## WORK TO COMPLETE
Find the string "JSON" in the listing below and return each line it appears in.

↓

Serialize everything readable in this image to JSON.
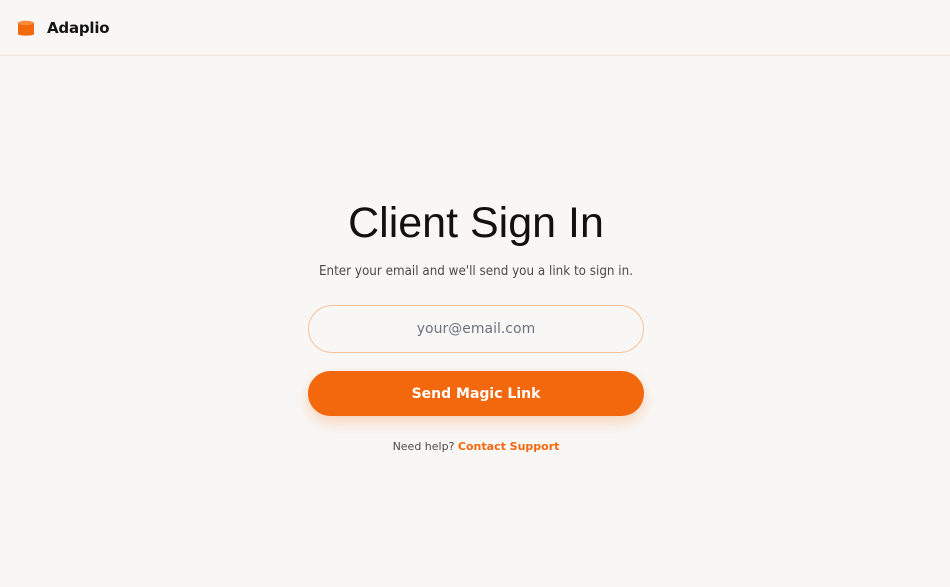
{
  "brand": {
    "name": "Adaplio",
    "logo_icon": "database-cylinder-icon",
    "accent_color": "#f4680d"
  },
  "signin": {
    "title": "Client Sign In",
    "subtitle": "Enter your email and we'll send you a link to sign in.",
    "email_placeholder": "your@email.com",
    "email_value": "",
    "submit_label": "Send Magic Link",
    "help_text": "Need help?",
    "help_link_label": "Contact Support"
  }
}
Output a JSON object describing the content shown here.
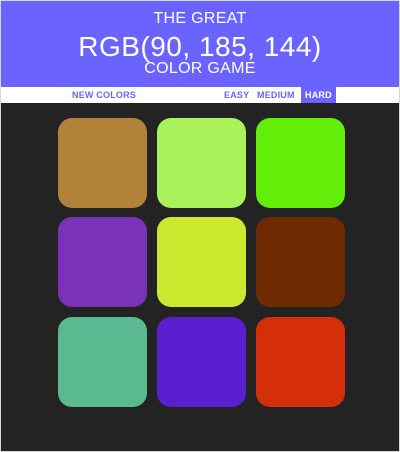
{
  "header": {
    "title_top": "THE GREAT",
    "rgb_display": "RGB(90, 185, 144)",
    "title_bottom": "COLOR GAME",
    "background_color": "#6b63ff"
  },
  "stripe": {
    "new_colors_label": "NEW COLORS",
    "modes": [
      {
        "label": "EASY",
        "selected": false
      },
      {
        "label": "MEDIUM",
        "selected": false
      },
      {
        "label": "HARD",
        "selected": true
      }
    ],
    "accent_color": "#6b63ff"
  },
  "board": {
    "background_color": "#232323",
    "squares": [
      {
        "color": "#b3823a"
      },
      {
        "color": "#aaf25a"
      },
      {
        "color": "#63ee0a"
      },
      {
        "color": "#7a33b8"
      },
      {
        "color": "#cce82f"
      },
      {
        "color": "#6e2a00"
      },
      {
        "color": "#5ab990"
      },
      {
        "color": "#5a20d0"
      },
      {
        "color": "#d42f08"
      }
    ]
  }
}
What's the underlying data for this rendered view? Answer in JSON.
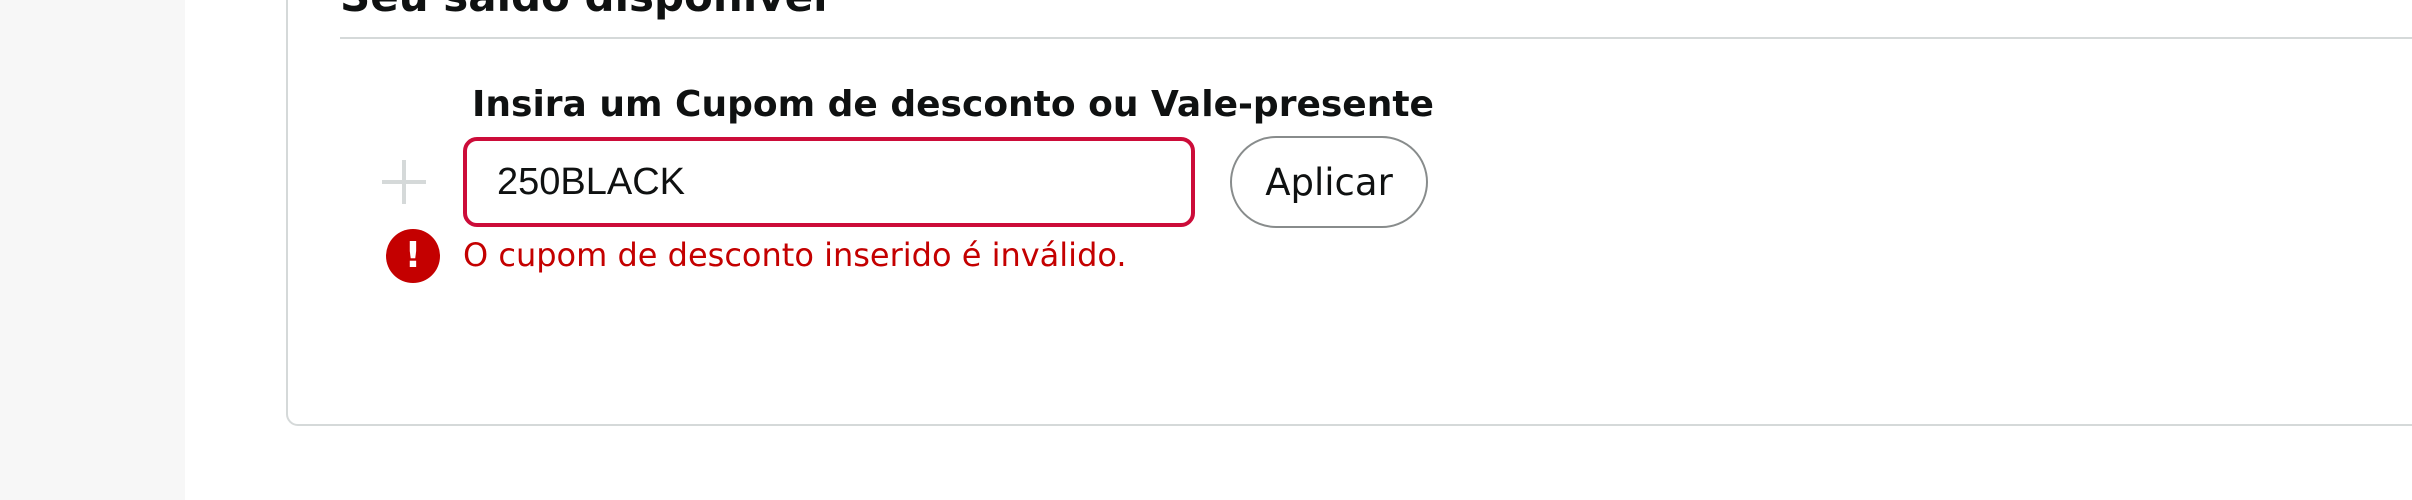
{
  "coupon_section": {
    "title": "Seu saldo disponível",
    "label": "Insira um Cupom de desconto ou Vale-presente",
    "input_value": "250BLACK",
    "apply_label": "Aplicar",
    "error_message": "O cupom de desconto inserido é inválido.",
    "error_icon_glyph": "!"
  },
  "icons": {
    "add": "plus-icon",
    "error": "error-icon"
  },
  "colors": {
    "error": "#c40000",
    "input_error_border": "#cc0c39",
    "text": "#0f1111",
    "border": "#d5d9d9",
    "gutter": "#f7f7f7"
  }
}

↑

## TASK ANSWER
Serialize everything readable in this image to JSON.
Output a JSON object describing the content shown here.
What's the underlying data for this rendered view? Answer in JSON.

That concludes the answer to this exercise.